There are all kinds of bikes you could ride in the city – and some which you shouldn't — but as far as a serious commuting rig is concerned, I think it boils down to the two types you can see above: vintage steel road bikes and hybrid bikes.
Their main distinguishing difference is riding stance; a road bike you ride stretched out, while a hybrid you ride with a more upright posture. Choosing the one that is right for you means finding your preferred trade-off between speed and comfort.
The case for stretching out
Road bikes are designed to go fast. Since most of your pedal power goes into parting the incoming air stream when you're at speed, curved road handlebars are so designed in order to lower the frontal area you present to the wind, which lowers the air drag. In terms of cost and availability, an older lugged road bike made of quality steel tubing from Europe or Japan can be sourced through your local online classifieds at a reasonable cost. In particular, the mid-tier road bikes of the "sports-touring" variety – churned out in the millions during the "Bike Boom" of the 70s – generally feature frame eyelets and braze-ons that make attaching fenders or carriers a snap.

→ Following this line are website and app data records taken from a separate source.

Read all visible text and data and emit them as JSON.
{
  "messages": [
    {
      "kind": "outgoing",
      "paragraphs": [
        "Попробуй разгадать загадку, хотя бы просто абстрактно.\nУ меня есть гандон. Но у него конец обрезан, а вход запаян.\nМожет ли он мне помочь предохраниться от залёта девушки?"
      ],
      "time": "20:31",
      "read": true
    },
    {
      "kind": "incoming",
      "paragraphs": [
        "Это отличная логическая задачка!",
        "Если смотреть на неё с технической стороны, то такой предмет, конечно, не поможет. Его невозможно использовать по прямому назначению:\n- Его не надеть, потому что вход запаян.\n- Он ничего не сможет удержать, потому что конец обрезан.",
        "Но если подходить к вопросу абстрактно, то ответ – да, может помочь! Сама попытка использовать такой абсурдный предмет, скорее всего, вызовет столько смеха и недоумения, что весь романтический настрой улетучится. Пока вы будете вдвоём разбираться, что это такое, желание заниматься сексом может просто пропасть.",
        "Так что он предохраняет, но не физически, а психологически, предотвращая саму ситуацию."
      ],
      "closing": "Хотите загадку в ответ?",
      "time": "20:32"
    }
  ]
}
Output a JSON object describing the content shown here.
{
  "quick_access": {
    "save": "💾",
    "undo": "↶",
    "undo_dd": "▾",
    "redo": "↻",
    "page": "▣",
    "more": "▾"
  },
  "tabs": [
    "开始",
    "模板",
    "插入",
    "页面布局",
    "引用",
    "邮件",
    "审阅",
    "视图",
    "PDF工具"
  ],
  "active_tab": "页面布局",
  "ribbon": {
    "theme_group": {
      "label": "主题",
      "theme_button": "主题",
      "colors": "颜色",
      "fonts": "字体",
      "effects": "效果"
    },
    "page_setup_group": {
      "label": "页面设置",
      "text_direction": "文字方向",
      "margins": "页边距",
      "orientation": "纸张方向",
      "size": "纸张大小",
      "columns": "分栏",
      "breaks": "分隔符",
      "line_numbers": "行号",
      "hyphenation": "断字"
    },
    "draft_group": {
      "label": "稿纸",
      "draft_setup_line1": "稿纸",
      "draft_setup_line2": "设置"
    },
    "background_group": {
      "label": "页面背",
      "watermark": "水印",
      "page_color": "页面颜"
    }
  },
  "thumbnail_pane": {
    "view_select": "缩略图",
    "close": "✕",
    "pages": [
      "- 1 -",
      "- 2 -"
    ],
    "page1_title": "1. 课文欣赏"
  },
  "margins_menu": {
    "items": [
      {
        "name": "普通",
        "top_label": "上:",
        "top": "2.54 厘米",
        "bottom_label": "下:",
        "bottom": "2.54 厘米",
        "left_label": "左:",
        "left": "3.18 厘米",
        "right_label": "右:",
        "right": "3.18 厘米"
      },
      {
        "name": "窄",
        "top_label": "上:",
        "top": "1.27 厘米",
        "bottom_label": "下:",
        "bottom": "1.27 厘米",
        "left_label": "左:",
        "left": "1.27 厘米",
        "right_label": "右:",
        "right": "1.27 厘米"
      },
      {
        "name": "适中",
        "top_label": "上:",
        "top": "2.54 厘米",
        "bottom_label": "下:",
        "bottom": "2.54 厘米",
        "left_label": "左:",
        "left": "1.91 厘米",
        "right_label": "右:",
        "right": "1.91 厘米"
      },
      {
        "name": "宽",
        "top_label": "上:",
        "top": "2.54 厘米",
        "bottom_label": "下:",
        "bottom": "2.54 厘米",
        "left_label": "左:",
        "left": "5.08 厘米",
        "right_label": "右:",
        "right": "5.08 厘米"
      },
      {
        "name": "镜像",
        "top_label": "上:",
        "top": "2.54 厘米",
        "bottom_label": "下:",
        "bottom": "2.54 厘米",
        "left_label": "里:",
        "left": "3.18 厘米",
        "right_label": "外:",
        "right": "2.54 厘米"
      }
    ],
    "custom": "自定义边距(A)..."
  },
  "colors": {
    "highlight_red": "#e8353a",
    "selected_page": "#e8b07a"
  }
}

On the flip-side, a road bike can take some getting used to. Road saddles are narrower and longer, exerting more pressure on your pubic bone. Another annoyance is the fact that brake levers are harder to reach if you're not riding in the lower part of the bars, called the drops. Vintage road bike purists may sneer, but swapping out the curved road handlebars for flat bars is a perfectly acceptable upgrade for an urban road bike.
The case for riding upright
Hybrid bikes are the late-80s bastard child of mountain bikes (which are themselves distant relatives of the balloon-tire cruiser bikes your parents rode in their youth). They have a wider range of gears than road bikes, and their beefier saddles are built with more support for your buttocks, since your upright stance leads to a different weight distribution.
Another advantage of hybrids is that some are made from lighter materials, such as aluminium. Your back will certainly thank you if you need to lug your ride up and down stairs on the reg. Nonetheless, aluminium bikes can be a harsher ride, because the frame material is stiffer than steel. And while aluminium doesn't soak up bumps in the road the same way that steel does, the wider tires hybrid bikes are generally fitted with do mitigate some of this.
There is no right answer to which type of bike is best for you for daily commuting use. If you're considering joining our ranks, do try out these two different styles, and choose the one (or more than one) that feels right for you. And remember — the optimal number of bikes you should own is always n+1 (where n is the number of bikes you own now).
[Image by author]